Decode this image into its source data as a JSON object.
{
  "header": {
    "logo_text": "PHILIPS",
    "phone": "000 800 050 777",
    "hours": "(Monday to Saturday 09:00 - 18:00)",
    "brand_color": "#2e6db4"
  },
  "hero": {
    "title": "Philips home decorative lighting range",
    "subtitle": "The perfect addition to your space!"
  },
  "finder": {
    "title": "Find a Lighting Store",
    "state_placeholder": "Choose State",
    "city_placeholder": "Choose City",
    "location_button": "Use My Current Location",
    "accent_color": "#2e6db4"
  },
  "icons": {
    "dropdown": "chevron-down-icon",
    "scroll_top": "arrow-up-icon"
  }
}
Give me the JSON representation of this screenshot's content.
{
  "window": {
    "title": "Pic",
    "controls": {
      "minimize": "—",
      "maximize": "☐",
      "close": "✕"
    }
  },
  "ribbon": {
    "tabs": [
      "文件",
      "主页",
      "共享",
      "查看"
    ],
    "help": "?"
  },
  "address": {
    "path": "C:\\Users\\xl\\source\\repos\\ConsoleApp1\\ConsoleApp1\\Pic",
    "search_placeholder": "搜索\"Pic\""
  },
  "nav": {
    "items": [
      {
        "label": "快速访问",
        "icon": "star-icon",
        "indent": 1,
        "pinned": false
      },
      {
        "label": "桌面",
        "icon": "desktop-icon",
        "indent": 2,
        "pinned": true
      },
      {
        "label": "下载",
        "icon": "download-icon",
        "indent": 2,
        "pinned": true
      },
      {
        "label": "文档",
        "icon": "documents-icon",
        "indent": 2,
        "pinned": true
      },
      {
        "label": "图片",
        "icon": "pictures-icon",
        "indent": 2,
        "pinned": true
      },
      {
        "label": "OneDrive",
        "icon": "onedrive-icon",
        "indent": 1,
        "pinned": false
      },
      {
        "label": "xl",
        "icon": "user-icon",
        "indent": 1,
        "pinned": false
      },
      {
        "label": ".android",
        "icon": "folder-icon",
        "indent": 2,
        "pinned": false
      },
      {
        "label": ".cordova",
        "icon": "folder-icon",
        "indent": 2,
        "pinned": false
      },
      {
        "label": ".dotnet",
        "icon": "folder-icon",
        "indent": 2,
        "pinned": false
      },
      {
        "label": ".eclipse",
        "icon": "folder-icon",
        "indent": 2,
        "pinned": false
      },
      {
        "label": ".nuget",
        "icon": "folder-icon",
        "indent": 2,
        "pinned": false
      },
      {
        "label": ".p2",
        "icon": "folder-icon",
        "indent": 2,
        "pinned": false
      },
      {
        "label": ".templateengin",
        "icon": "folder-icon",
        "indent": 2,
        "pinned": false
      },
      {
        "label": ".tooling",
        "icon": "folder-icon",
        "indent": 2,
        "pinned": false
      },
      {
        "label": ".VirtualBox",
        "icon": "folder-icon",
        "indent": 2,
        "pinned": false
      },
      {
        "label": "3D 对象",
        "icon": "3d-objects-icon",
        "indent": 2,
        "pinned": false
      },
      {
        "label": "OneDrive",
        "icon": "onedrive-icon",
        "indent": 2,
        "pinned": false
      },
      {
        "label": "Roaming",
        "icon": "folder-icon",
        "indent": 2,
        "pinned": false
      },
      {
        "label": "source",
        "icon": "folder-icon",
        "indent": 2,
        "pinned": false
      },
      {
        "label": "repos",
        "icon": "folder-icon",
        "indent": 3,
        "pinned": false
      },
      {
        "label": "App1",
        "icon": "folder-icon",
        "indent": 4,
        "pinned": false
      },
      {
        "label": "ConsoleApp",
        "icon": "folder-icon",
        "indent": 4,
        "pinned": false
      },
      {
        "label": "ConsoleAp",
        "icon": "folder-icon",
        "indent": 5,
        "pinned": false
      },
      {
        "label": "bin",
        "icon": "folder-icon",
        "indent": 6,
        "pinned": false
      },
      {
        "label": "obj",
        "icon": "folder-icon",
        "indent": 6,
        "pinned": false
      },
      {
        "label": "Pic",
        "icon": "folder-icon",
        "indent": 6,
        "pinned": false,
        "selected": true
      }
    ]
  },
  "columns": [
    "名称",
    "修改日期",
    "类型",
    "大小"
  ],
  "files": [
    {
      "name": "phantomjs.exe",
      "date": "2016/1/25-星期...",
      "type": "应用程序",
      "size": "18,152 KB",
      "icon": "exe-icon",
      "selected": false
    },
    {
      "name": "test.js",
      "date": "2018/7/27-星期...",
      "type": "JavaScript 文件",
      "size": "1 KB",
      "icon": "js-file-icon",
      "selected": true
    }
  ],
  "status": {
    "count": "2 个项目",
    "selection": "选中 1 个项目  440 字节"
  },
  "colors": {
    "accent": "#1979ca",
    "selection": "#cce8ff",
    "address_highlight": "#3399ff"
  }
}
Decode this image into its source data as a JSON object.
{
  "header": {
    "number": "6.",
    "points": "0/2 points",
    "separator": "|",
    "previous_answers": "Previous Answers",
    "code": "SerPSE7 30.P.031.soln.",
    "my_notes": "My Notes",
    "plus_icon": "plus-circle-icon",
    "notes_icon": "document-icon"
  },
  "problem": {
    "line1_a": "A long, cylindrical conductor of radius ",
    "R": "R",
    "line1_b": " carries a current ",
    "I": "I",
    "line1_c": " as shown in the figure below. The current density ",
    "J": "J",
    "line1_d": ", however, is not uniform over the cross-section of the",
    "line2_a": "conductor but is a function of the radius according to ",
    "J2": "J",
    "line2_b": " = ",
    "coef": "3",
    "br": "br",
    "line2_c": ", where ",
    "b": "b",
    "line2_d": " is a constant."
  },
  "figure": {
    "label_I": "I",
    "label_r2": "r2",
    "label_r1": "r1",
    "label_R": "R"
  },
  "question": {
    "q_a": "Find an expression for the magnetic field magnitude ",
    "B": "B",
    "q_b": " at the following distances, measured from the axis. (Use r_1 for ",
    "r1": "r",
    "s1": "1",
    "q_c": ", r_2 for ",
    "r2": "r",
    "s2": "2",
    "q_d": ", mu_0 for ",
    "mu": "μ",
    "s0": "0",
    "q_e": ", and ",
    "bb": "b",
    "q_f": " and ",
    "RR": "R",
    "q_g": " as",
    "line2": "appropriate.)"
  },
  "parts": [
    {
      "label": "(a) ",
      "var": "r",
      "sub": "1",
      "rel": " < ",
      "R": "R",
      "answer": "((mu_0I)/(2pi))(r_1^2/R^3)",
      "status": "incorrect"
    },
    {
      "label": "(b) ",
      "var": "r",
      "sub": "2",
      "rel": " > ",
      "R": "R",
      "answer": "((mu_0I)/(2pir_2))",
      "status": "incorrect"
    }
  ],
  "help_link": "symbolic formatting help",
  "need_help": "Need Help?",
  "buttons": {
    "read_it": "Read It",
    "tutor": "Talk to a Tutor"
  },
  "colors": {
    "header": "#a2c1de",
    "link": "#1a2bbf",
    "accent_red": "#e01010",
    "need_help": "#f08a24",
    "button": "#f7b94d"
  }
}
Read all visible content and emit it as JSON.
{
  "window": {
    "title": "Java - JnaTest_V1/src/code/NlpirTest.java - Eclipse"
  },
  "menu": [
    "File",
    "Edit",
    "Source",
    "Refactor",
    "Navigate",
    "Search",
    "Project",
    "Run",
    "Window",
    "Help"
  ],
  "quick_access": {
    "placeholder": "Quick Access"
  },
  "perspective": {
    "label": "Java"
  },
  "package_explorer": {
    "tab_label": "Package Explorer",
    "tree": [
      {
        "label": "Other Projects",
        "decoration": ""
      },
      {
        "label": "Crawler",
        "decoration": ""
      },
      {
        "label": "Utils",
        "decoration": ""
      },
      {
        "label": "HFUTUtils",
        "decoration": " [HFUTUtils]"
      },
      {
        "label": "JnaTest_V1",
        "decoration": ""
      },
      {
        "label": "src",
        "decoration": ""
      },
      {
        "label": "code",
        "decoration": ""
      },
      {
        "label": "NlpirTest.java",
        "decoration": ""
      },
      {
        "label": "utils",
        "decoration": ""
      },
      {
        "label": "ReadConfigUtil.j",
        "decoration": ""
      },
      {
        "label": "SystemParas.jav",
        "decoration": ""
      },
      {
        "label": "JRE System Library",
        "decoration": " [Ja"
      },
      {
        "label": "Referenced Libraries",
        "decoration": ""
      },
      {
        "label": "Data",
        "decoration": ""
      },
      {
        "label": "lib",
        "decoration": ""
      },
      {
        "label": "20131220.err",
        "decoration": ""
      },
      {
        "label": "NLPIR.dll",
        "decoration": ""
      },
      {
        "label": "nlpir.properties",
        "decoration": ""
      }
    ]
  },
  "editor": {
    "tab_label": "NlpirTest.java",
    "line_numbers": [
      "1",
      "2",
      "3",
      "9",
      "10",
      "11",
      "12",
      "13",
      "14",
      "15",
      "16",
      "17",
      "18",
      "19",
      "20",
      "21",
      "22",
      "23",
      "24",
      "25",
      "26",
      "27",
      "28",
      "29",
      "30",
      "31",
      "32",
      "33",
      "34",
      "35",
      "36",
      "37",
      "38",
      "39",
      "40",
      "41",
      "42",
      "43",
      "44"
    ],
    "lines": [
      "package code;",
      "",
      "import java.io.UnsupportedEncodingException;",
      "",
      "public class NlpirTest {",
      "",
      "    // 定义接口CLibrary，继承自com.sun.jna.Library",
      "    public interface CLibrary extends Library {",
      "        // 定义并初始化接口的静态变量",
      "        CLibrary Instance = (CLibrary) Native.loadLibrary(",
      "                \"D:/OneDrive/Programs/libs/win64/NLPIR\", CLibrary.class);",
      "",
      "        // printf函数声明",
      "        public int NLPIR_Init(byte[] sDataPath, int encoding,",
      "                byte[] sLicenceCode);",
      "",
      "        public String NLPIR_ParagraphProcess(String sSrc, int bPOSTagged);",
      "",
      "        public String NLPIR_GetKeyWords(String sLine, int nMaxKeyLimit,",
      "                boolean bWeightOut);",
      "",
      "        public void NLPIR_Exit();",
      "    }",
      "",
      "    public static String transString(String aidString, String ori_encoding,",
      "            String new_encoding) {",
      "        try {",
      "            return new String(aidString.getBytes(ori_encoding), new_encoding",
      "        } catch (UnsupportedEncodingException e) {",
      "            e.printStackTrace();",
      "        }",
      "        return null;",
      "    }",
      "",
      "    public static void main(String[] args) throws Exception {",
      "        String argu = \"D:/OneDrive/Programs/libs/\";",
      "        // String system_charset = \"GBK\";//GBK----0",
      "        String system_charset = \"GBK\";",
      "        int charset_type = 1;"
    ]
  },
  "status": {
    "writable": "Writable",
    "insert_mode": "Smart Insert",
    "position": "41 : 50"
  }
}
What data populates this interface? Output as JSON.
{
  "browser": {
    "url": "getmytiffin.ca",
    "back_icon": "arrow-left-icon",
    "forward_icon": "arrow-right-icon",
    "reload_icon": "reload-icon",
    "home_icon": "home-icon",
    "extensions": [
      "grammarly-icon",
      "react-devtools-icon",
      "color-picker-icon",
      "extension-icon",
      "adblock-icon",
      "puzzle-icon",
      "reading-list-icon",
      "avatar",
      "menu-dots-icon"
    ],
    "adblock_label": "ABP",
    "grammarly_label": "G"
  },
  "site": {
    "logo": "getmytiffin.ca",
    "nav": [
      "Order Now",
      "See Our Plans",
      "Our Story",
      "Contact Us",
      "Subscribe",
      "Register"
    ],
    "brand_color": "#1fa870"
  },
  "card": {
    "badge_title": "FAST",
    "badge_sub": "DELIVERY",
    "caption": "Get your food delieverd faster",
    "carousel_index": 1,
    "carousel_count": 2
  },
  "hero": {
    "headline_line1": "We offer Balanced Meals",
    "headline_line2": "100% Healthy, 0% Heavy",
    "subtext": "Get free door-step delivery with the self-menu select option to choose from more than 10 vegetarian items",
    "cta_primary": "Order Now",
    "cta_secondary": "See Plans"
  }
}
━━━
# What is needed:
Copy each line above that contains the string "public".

# Exercise output:
      "public class NlpirTest {",
      "    public interface CLibrary extends Library {",
      "        public int NLPIR_Init(byte[] sDataPath, int encoding,",
      "        public String NLPIR_ParagraphProcess(String sSrc, int bPOSTagged);",
      "        public String NLPIR_GetKeyWords(String sLine, int nMaxKeyLimit,",
      "        public void NLPIR_Exit();",
      "    public static String transString(String aidString, String ori_encoding,",
      "    public static void main(String[] args) throws Exception {",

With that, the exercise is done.